### TRY IT
Gather every line below where "label" appears.

"""

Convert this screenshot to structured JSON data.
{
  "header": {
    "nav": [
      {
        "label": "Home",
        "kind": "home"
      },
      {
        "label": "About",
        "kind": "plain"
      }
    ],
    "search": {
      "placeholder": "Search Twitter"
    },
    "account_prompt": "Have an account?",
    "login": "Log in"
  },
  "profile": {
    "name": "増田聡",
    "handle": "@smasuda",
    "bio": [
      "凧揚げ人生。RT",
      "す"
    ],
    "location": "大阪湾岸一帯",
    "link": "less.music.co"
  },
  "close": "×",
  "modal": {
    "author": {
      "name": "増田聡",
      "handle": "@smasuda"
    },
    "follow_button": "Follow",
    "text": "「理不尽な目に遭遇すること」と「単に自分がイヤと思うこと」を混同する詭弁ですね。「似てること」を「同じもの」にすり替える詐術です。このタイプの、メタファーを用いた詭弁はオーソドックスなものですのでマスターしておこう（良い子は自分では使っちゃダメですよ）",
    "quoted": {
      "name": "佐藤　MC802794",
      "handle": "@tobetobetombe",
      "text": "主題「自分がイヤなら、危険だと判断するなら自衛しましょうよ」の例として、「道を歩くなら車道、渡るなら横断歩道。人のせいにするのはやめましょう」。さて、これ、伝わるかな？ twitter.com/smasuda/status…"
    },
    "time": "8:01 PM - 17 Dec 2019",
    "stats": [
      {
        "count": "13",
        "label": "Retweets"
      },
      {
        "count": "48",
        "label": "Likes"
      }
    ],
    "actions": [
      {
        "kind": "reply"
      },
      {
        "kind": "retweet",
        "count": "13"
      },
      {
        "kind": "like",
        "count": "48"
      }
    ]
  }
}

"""

### TASK SOLUTION
        "label": "Home",
        "label": "About",
        "label": "Retweets"
        "label": "Likes"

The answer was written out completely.